    I’m not sure if any living languages have the same effect. Before the Second Vatican Council in the 1960s, Latin was, far from being elitist, the universal language of the Church, meaning you would understand Mass in Latin whether you were a Pole visiting England, a Brit visiting Poland or a Peruvian visiting Timbuktu.

    This universality sets it apart from any vernacular tongue although national languages, of course, have their merits. Polish is, I believe, a notoriously difficult language which some say is not so easy on the ear. French is widely hailed as a beautiful-sounding language and, as an Englishman, I love the richness of our vocabulary. Our Gaelic and Anglo-Saxon words are as wonderful as those of Latin derivation.

  10. Phoebe Hoare

    Sunday 17th June 2012 at 1:22 pm

    Wikipedia might be lying to me, could have Latin lyrics…can’t really tell what they are apart from the ‘Amens’.

  11. Phoebe Hoare

    Sunday 17th June 2012 at 12:52 pm

    Does polish have the same effect? Here is a little number by the clever Henryk Gorecki,

    http://www.youtube.com/watch?v=dTtrIxLIX6k

  12. Richard Rawlinson

    Saturday 16th June 2012 at 8:03 pm

    Whatever it is, Jed, I’m glad it uplifts you too.

  13. Jed

    Saturday 16th June 2012 at 3:39 pm

    I don’t think it’s the elitist Latin that does it. It’s plainsong, those chords could be applied to the instructions on a bleach bottle and still cleanse my soul. Or maybe it IS the elitist Latin, those other worldly words, above and beyond me, higher than my peasant native tongue, maybe that is what lifts me up?

  14. Saturday 16th June 2012 at 3:26 pm

    I am not terrible
    You are not terrible
    He is not terrible
    We are not terrible
    You are not terrible…

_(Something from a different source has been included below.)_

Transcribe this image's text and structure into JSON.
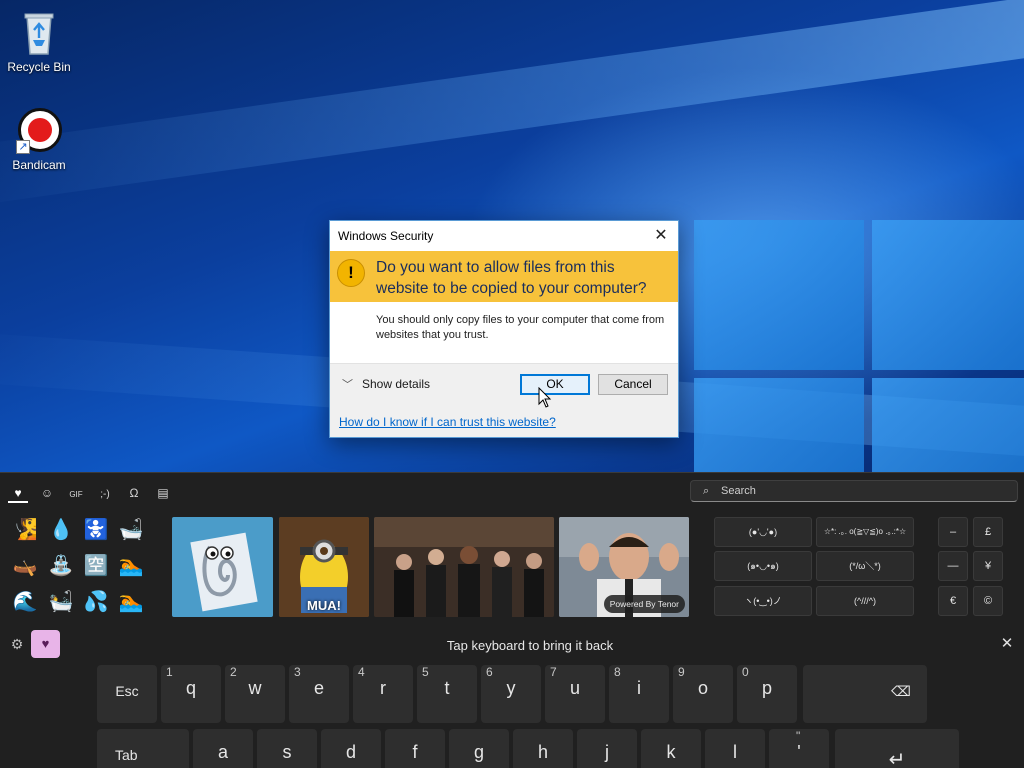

    They are terrible

  15. Phoebe Hoare

    Thursday 14th June 2012 at 1:50 am

    *I am not a terrible…miss-read that!

  16. Phoebe Hoare

    Thursday 14th June 2012 at 1:47 am

    You are not a terrible Catholic Richard! I am not a convert/convent girl, far from it I’m afraid! Boarding school was to blame.

  17. Richard Rawlinson

    Wednesday 13th June 2012 at 9:57 pm

    Hi Phoebe

    St Patrick’s Breastplate is indeed an uplifting hymn. I was perhaps too harsh on the vernacular above as there are several good English hymns. But I’m glad you agree Latin words (Ave Maria etc) have a special resonance. Were you a convert girl? Sorry to ask in public! You come across as such a nice, liberal, arty, thoughtful student, I don’t mean to out you as a terrible Catholic! 😉

    Richard

  18. Phoebe Hoare

    Wednesday 13th June 2012 at 3:17 pm

    I have to say I have never thought about it before Richard, but now that I have I fully agree. Being forced to sing hymns seven days a week at school didn’t help. I would never listen to a hymn in English by choice but more than happy to in Latin. The only hymn I enjoyed singing was St. Patrick’s Breastplate, as everyone belted it out and sounded very convincing!

    http://www.youtube.com/watch?v=gxA2zOSAuxc&feature=related

    I think that was the exception.

Leave a Comment